It’s been something of a long road for the Verizon and Comcast deal, but today things are coming to a head: Comcast is testifying before Congress, and Verizon has submitted a statement. On the docket is a massive $3.6 billion sale of wireless spectrum, and a sweeping marketing partnership.
The magnitude of the deal, and its potential antitrust implications have some up in arms, while the two companies are working to assuage fears.
F**k it, we'll do it live!
Our biggest ever edition of TNW Conference is fast approaching! Join 10,000 tech leaders this May in Amsterdam.
Here’s what’s at stake: Comcast, along with Time Warner Cable and Bright House Networks, want to sell Verizon billions of dollars in wireless spectrum, or what are often called airwave licenses. Verizon needs the spectrum to boost its capacity to support data hungry smartphones and tablets. The second part of the deal is a sweeping agreement between Comcast and Verizon to cross-promote each other’s products, perhaps even where certain services compete.
That has some people worried; given that in certain areas, Internet and TV provider options can be essentially nil, combining Verizon and Comcast into partners of a sort could limit competition, leading to price increases, among other issues.
The deal was announced on December 2nd, 2011. Comcast is heading to Washington today to make its pitch. The outline of its testimony was blogged by the company. We quote:
The spectrum license transfers are consistent with the Communications Act, FCC rules, and the antitrust laws. They also will further the spectrum policy goals of Congress, the Administration, and the National Broadband Plan. Neither the License Assignment nor the Commercial Agreements reduce or harm competition in any product or geographic market. In fact, the agreements will offer further competition and innovation in the marketplace.
Unlike the AT&T-TMobile deal, this transaction involves no consolidation of customers, jobs, assets or operating businesses. It will take spectrum not currently being used and get it to a company that wants to quickly deploy it to consumers. Consumers will benefit from more choice, more competition, and more convenience.

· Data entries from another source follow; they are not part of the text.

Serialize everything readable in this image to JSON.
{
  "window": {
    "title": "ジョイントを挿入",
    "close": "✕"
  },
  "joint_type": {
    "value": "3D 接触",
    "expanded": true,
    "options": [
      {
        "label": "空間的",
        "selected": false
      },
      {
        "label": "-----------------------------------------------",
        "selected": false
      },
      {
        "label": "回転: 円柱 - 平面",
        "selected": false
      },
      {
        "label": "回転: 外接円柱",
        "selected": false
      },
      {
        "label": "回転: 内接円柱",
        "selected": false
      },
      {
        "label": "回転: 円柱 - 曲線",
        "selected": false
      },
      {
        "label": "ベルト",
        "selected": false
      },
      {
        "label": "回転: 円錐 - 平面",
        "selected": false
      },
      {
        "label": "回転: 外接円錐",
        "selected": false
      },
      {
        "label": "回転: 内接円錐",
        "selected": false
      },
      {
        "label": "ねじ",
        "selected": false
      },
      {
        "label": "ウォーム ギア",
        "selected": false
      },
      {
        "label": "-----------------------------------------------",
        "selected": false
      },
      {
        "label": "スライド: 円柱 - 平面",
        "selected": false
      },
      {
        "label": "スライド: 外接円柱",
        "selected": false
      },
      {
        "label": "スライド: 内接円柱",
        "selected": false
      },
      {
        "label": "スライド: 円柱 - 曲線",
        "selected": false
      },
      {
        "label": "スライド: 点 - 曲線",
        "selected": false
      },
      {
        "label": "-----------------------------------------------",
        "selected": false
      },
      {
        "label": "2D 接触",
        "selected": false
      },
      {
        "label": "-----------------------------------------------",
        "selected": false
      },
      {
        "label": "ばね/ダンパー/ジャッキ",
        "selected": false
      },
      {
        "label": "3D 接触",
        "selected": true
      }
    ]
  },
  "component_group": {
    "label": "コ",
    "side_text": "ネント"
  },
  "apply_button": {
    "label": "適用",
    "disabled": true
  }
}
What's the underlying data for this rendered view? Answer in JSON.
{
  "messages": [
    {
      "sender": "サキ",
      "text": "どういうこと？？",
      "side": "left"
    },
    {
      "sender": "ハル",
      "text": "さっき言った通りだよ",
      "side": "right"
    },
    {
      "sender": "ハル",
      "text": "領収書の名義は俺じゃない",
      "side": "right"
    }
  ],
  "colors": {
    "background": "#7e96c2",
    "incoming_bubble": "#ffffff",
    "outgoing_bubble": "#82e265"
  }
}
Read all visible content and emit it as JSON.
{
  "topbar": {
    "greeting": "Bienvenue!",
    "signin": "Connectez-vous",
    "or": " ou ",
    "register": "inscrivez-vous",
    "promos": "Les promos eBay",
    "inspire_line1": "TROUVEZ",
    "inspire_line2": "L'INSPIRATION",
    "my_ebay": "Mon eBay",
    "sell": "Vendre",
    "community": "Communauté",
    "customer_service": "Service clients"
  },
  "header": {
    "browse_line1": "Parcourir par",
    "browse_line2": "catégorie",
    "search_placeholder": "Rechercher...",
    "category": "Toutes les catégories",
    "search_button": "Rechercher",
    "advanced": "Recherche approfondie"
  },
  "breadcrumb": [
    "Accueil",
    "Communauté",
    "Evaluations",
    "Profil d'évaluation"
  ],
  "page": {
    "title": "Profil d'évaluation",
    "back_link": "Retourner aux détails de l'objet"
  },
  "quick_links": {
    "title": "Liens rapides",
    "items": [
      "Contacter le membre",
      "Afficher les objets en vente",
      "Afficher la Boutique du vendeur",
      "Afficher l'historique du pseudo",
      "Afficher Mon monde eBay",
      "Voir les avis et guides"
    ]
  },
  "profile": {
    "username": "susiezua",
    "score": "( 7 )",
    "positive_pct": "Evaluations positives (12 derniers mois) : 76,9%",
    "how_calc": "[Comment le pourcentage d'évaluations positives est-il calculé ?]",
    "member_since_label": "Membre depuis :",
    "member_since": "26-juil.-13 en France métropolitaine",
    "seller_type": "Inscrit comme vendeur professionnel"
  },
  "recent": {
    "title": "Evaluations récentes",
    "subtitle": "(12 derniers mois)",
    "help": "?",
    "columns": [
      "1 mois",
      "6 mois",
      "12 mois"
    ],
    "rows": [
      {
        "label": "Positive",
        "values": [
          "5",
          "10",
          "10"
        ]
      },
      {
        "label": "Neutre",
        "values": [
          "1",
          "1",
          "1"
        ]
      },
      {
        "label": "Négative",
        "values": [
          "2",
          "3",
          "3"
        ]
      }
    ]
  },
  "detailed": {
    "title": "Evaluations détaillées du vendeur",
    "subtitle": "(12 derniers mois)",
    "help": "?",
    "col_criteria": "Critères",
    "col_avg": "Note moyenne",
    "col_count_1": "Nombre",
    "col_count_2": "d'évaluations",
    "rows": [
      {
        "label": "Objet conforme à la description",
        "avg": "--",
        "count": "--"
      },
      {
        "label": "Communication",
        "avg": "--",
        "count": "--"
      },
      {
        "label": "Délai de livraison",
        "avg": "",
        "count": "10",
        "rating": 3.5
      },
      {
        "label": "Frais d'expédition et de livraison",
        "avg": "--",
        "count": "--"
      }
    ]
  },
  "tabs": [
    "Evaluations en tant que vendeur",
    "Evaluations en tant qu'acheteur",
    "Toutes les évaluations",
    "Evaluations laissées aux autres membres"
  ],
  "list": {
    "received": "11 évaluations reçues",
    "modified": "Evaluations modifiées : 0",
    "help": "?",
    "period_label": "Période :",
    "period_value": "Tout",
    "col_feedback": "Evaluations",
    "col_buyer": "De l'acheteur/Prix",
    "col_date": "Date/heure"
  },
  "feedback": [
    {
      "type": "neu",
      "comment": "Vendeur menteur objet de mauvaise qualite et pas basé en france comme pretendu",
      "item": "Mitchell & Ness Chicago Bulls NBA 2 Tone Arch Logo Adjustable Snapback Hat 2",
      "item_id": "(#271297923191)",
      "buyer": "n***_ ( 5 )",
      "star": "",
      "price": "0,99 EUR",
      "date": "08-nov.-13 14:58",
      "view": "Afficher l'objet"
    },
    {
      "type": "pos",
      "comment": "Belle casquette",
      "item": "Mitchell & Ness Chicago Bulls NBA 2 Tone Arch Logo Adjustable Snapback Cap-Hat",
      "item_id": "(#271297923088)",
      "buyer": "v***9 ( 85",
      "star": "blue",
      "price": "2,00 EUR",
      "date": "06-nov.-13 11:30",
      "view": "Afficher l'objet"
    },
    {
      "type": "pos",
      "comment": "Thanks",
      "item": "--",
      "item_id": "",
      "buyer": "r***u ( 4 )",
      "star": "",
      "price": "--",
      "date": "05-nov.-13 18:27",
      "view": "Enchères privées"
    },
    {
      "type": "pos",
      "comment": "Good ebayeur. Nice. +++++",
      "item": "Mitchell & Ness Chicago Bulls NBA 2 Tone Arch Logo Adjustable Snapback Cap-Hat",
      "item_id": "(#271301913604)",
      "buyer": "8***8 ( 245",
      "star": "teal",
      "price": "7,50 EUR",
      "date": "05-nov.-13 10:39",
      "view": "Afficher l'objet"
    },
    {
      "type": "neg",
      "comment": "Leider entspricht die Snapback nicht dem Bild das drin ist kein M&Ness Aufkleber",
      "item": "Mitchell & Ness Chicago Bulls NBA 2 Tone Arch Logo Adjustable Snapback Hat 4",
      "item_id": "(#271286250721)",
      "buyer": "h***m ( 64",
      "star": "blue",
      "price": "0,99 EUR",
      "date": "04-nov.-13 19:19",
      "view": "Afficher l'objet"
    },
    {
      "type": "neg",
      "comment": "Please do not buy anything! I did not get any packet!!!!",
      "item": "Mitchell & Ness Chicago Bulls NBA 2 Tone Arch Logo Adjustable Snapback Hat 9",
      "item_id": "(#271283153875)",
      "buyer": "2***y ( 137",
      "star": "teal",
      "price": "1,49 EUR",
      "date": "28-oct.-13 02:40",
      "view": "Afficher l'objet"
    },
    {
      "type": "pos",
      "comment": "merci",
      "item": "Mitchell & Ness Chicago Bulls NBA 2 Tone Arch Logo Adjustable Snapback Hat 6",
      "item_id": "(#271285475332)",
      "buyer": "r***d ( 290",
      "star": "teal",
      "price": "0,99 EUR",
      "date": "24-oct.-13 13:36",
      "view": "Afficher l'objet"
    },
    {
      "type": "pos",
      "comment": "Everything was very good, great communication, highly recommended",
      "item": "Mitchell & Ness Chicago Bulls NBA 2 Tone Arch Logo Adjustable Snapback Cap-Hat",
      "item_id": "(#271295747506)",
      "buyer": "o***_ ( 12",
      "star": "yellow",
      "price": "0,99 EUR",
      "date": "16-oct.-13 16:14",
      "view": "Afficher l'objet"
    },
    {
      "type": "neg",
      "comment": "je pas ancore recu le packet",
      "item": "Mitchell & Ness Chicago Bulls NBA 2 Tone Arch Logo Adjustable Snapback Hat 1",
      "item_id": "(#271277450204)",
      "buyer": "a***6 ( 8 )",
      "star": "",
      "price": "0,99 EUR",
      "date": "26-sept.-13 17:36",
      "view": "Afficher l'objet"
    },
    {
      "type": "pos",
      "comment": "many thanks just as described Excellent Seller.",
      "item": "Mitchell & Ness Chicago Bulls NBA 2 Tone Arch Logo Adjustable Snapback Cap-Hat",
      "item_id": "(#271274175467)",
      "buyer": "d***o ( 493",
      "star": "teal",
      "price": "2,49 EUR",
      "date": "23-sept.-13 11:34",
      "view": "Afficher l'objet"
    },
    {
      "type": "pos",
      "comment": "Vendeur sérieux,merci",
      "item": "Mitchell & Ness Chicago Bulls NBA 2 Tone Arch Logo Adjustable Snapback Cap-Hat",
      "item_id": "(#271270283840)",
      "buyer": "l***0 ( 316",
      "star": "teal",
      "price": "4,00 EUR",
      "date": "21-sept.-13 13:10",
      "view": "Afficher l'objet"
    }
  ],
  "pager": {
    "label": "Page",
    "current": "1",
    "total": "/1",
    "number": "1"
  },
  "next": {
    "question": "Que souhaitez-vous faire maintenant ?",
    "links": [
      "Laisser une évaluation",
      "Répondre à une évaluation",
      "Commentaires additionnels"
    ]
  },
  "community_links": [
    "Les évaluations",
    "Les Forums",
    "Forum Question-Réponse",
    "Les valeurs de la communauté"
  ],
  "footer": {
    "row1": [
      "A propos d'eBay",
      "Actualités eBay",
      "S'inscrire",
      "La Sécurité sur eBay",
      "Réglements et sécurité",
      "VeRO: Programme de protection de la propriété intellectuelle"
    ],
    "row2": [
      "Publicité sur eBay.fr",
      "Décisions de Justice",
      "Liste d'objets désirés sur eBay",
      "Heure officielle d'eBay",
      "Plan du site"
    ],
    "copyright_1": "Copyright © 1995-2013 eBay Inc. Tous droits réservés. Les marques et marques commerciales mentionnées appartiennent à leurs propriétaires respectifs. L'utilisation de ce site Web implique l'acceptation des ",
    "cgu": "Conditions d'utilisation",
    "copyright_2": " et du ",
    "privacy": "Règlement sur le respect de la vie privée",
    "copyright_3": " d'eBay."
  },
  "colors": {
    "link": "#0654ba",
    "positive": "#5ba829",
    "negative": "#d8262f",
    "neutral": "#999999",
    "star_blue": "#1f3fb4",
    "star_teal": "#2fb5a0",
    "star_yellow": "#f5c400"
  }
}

Not everyone is convinced. Yesterday, in The Hill, an article ran that detailed union-led unhappiness at the deal. The Communications Workers of America and the International Brotherhood of Electrical Workers put out a statement, claiming that the deal would “effectively result in an unchecked monopoly by the nation’s largest cable and wireless companies over the telecommunications industry.”
The unions also said that the deal would lead to trouble for Verizon’s employees, and that it would also slow investment in infrastructure, harming the United States’ ability to compete.
Other’s are lining up against the deal as well. Joel Kelsey, a Free Press policy adviser, claims that “[a]llowing for further consolidation in this marketplace will only drive prices higher, reduce consumer choice, and have drastic consequences on the rate of innovation as the companies involved are freed from competition.”
Where should you stand in all of this? Exactly where you do: leery of further consolidation of the wireless market, and fearful of extensive government meddling. Whatever comes next, we’ll bring it to you.